* What you are asked to do: Among the entries that follow, how many lines contain the string "links"? Answer with that number only.

* Available data:

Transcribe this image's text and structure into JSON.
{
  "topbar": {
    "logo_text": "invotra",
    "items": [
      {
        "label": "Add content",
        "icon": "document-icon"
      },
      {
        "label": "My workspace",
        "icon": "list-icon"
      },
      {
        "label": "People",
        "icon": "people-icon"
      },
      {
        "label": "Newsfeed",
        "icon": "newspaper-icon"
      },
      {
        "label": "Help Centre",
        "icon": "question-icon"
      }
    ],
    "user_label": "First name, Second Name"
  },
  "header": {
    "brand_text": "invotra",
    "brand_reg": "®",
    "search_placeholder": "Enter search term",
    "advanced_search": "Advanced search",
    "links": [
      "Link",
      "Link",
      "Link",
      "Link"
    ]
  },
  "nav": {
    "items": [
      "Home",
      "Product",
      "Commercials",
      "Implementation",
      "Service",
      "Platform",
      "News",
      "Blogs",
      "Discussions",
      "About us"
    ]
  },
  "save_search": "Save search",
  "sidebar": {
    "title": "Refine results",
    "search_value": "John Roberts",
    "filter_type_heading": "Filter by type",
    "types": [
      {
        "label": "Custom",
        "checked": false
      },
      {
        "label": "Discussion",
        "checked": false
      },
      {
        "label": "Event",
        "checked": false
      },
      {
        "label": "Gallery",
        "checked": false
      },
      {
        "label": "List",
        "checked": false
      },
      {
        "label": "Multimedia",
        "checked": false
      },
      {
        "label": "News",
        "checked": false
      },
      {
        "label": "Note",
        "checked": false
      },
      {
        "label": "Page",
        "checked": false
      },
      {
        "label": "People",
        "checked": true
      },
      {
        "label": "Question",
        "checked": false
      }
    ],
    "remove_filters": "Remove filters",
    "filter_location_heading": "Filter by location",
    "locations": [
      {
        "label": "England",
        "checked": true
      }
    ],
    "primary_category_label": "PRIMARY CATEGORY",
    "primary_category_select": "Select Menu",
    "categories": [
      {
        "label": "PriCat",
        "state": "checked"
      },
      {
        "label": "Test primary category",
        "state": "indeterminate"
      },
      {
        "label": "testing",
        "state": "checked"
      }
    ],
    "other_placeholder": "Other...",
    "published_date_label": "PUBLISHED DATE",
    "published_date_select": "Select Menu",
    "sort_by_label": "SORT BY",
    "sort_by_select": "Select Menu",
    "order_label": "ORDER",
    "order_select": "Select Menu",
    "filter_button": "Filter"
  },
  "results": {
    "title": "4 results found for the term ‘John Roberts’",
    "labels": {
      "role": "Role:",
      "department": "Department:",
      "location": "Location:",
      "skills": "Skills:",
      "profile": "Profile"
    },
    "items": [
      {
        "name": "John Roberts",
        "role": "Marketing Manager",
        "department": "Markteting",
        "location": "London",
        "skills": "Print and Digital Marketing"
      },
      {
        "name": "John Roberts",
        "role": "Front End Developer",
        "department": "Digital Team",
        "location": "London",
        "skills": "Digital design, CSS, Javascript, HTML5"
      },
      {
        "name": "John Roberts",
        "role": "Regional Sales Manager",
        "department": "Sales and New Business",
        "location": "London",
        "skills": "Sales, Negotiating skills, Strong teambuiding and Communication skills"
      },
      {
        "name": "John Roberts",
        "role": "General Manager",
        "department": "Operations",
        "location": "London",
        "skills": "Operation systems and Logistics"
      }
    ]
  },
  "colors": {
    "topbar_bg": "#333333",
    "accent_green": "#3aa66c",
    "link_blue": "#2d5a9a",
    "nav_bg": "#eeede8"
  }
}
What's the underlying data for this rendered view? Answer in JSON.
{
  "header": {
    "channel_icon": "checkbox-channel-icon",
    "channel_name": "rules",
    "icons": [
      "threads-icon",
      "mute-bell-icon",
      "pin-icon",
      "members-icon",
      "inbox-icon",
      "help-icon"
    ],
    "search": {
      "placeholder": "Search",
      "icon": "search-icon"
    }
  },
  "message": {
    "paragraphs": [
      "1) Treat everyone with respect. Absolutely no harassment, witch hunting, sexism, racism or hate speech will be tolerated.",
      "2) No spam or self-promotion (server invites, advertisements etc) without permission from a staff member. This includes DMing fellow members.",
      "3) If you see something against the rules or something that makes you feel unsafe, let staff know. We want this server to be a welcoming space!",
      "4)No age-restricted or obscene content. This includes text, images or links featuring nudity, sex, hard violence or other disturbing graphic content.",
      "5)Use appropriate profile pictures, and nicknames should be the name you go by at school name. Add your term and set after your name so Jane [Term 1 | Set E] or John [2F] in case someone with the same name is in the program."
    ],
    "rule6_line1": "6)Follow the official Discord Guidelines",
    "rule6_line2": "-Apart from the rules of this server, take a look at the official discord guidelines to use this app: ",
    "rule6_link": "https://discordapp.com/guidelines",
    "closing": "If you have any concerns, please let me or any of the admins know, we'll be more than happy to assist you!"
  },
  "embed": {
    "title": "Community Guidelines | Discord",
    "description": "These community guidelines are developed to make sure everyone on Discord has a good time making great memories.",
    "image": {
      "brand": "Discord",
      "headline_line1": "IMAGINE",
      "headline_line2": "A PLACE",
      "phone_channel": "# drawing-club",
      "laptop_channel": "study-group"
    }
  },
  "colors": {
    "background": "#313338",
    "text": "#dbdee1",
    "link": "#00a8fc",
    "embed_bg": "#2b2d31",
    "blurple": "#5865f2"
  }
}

* Output of the task: 2